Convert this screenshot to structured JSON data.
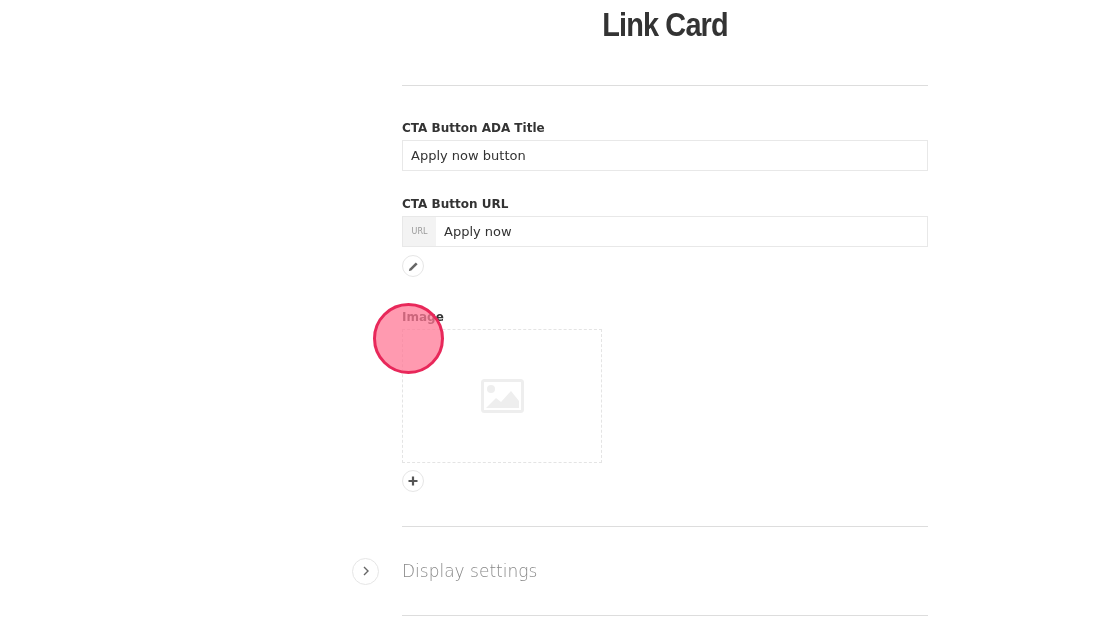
{
  "title": "Link Card",
  "fields": [
    {
      "kind": "text",
      "label": "CTA Button ADA Title",
      "value": "Apply now button"
    },
    {
      "kind": "url",
      "label": "CTA Button URL",
      "prefix": "URL",
      "value": "Apply now"
    }
  ],
  "image": {
    "label": "Image"
  },
  "display_settings": {
    "label": "Display settings",
    "expanded": false
  }
}
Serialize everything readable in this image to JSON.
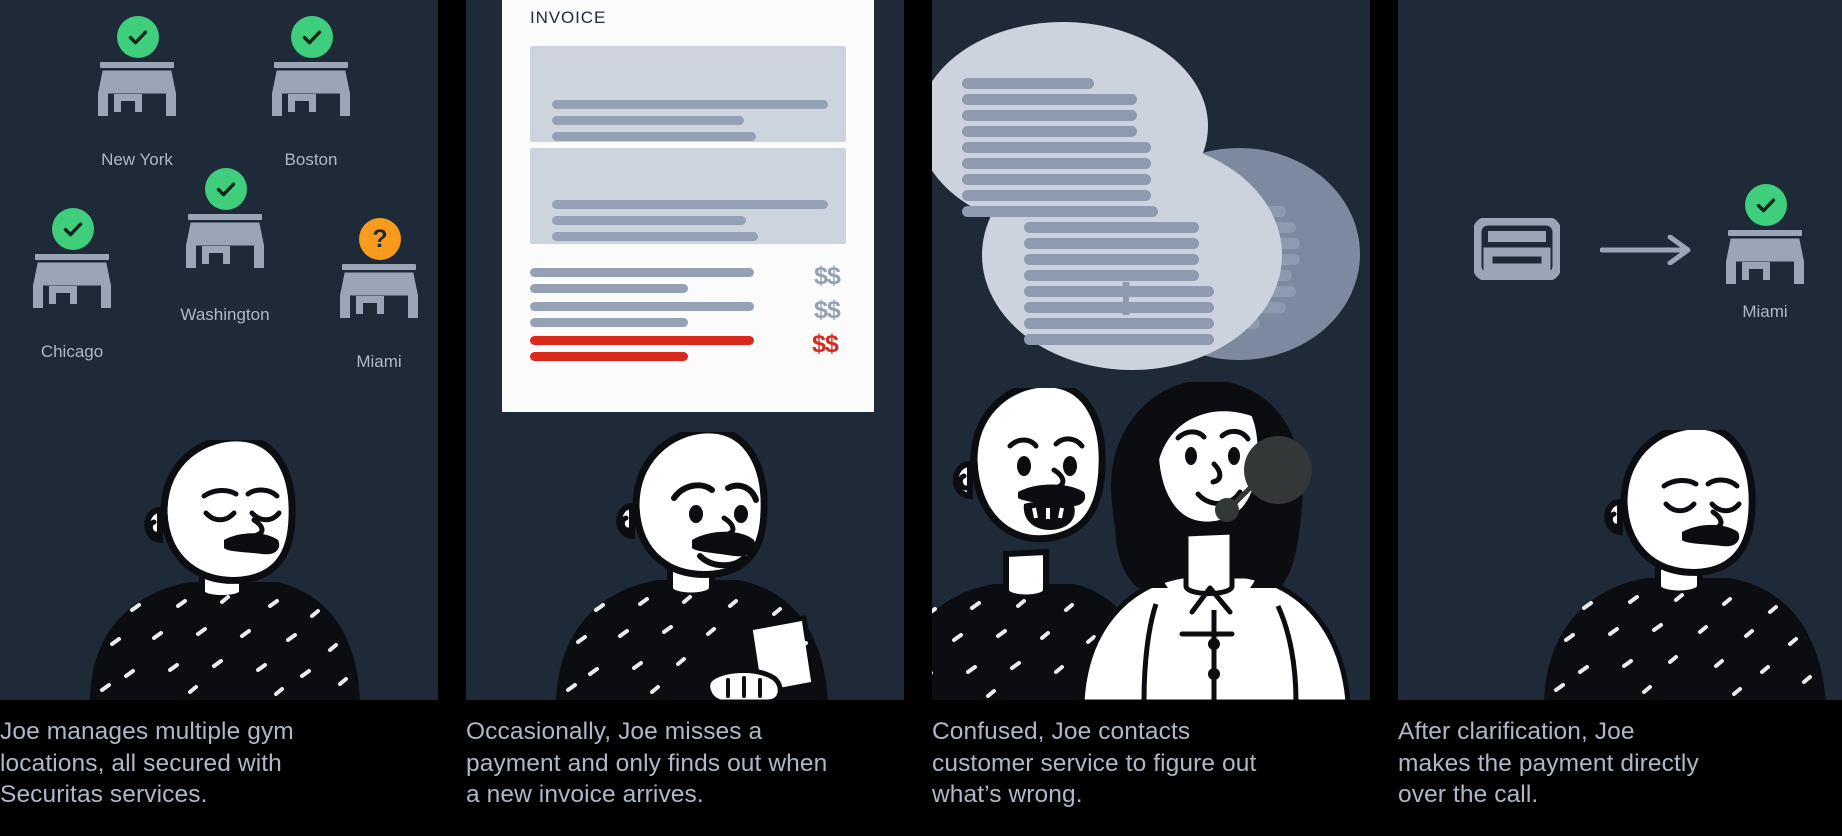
{
  "meta": {
    "kind": "four-panel-storyboard-illustration",
    "background_color": "#000000",
    "panel_color": "#1f2a39",
    "text_color": "#aeb8c6",
    "accent_green": "#3ece7c",
    "accent_orange": "#f99b1c",
    "accent_red": "#d9291c",
    "icon_gray": "#9aa6b8"
  },
  "panels": [
    {
      "id": "panel-1",
      "caption": "Joe manages multiple gym\nlocations, all secured with\nSecuritas services.",
      "stores": [
        {
          "label": "New York",
          "status": "check",
          "status_color": "#3ece7c"
        },
        {
          "label": "Boston",
          "status": "check",
          "status_color": "#3ece7c"
        },
        {
          "label": "Chicago",
          "status": "check",
          "status_color": "#3ece7c"
        },
        {
          "label": "Washington",
          "status": "check",
          "status_color": "#3ece7c"
        },
        {
          "label": "Miami",
          "status": "question",
          "status_color": "#f99b1c",
          "status_glyph": "?"
        }
      ],
      "character": {
        "name": "joe",
        "expression": "calm-eyes-closed"
      }
    },
    {
      "id": "panel-2",
      "caption": "Occasionally, Joe misses a\npayment and only finds out when\na new invoice arrives.",
      "document": {
        "title": "INVOICE",
        "amount_rows": [
          {
            "amount": "$$",
            "color": "#94a0b4",
            "overdue": false
          },
          {
            "amount": "$$",
            "color": "#94a0b4",
            "overdue": false
          },
          {
            "amount": "$$",
            "color": "#d9291c",
            "overdue": true
          }
        ]
      },
      "character": {
        "name": "joe",
        "expression": "worried-holding-document"
      }
    },
    {
      "id": "panel-3",
      "caption": "Confused, Joe contacts\ncustomer service to figure out\nwhat’s wrong.",
      "bubbles": [
        {
          "id": "bubble-back",
          "lines": 8,
          "style": "muted"
        },
        {
          "id": "bubble-front-top",
          "lines": 9,
          "style": "light"
        },
        {
          "id": "bubble-front-bottom",
          "lines": 9,
          "style": "light",
          "glyph": "!"
        }
      ],
      "characters": [
        {
          "name": "joe",
          "expression": "surprised-mouth-open"
        },
        {
          "name": "customer-service-agent",
          "expression": "smiling",
          "accessory": "headset"
        }
      ]
    },
    {
      "id": "panel-4",
      "caption": "After clarification, Joe\nmakes the payment directly\nover the call.",
      "payment_flow": {
        "source_icon": "credit-card-icon",
        "arrow_icon": "arrow-right-icon",
        "target_store": {
          "label": "Miami",
          "status": "check",
          "status_color": "#3ece7c"
        }
      },
      "character": {
        "name": "joe",
        "expression": "relieved-eyes-closed"
      }
    }
  ]
}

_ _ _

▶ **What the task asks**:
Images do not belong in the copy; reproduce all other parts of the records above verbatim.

▶ **Answer to the problem**:
Convert this screenshot to structured JSON data.
{
  "title": "Link Card",
  "fields": [
    {
      "kind": "text",
      "label": "CTA Button ADA Title",
      "value": "Apply now button"
    },
    {
      "kind": "url",
      "label": "CTA Button URL",
      "prefix": "URL",
      "value": "Apply now"
    }
  ],
  "image": {
    "label": "Image"
  },
  "display_settings": {
    "label": "Display settings",
    "expanded": false
  }
}
Serialize everything readable in this image to JSON.
{
  "meta": {
    "kind": "four-panel-storyboard-illustration",
    "background_color": "#000000",
    "panel_color": "#1f2a39",
    "text_color": "#aeb8c6",
    "accent_green": "#3ece7c",
    "accent_orange": "#f99b1c",
    "accent_red": "#d9291c",
    "icon_gray": "#9aa6b8"
  },
  "panels": [
    {
      "id": "panel-1",
      "caption": "Joe manages multiple gym\nlocations, all secured with\nSecuritas services.",
      "stores": [
        {
          "label": "New York",
          "status": "check",
          "status_color": "#3ece7c"
        },
        {
          "label": "Boston",
          "status": "check",
          "status_color": "#3ece7c"
        },
        {
          "label": "Chicago",
          "status": "check",
          "status_color": "#3ece7c"
        },
        {
          "label": "Washington",
          "status": "check",
          "status_color": "#3ece7c"
        },
        {
          "label": "Miami",
          "status": "question",
          "status_color": "#f99b1c",
          "status_glyph": "?"
        }
      ],
      "character": {
        "name": "joe",
        "expression": "calm-eyes-closed"
      }
    },
    {
      "id": "panel-2",
      "caption": "Occasionally, Joe misses a\npayment and only finds out when\na new invoice arrives.",
      "document": {
        "title": "INVOICE",
        "amount_rows": [
          {
            "amount": "$$",
            "color": "#94a0b4",
            "overdue": false
          },
          {
            "amount": "$$",
            "color": "#94a0b4",
            "overdue": false
          },
          {
            "amount": "$$",
            "color": "#d9291c",
            "overdue": true
          }
        ]
      },
      "character": {
        "name": "joe",
        "expression": "worried-holding-document"
      }
    },
    {
      "id": "panel-3",
      "caption": "Confused, Joe contacts\ncustomer service to figure out\nwhat’s wrong.",
      "bubbles": [
        {
          "id": "bubble-back",
          "lines": 8,
          "style": "muted"
        },
        {
          "id": "bubble-front-top",
          "lines": 9,
          "style": "light"
        },
        {
          "id": "bubble-front-bottom",
          "lines": 9,
          "style": "light",
          "glyph": "!"
        }
      ],
      "characters": [
        {
          "name": "joe",
          "expression": "surprised-mouth-open"
        },
        {
          "name": "customer-service-agent",
          "expression": "smiling",
          "accessory": "headset"
        }
      ]
    },
    {
      "id": "panel-4",
      "caption": "After clarification, Joe\nmakes the payment directly\nover the call.",
      "payment_flow": {
        "source_icon": "credit-card-icon",
        "arrow_icon": "arrow-right-icon",
        "target_store": {
          "label": "Miami",
          "status": "check",
          "status_color": "#3ece7c"
        }
      },
      "character": {
        "name": "joe",
        "expression": "relieved-eyes-closed"
      }
    }
  ]
}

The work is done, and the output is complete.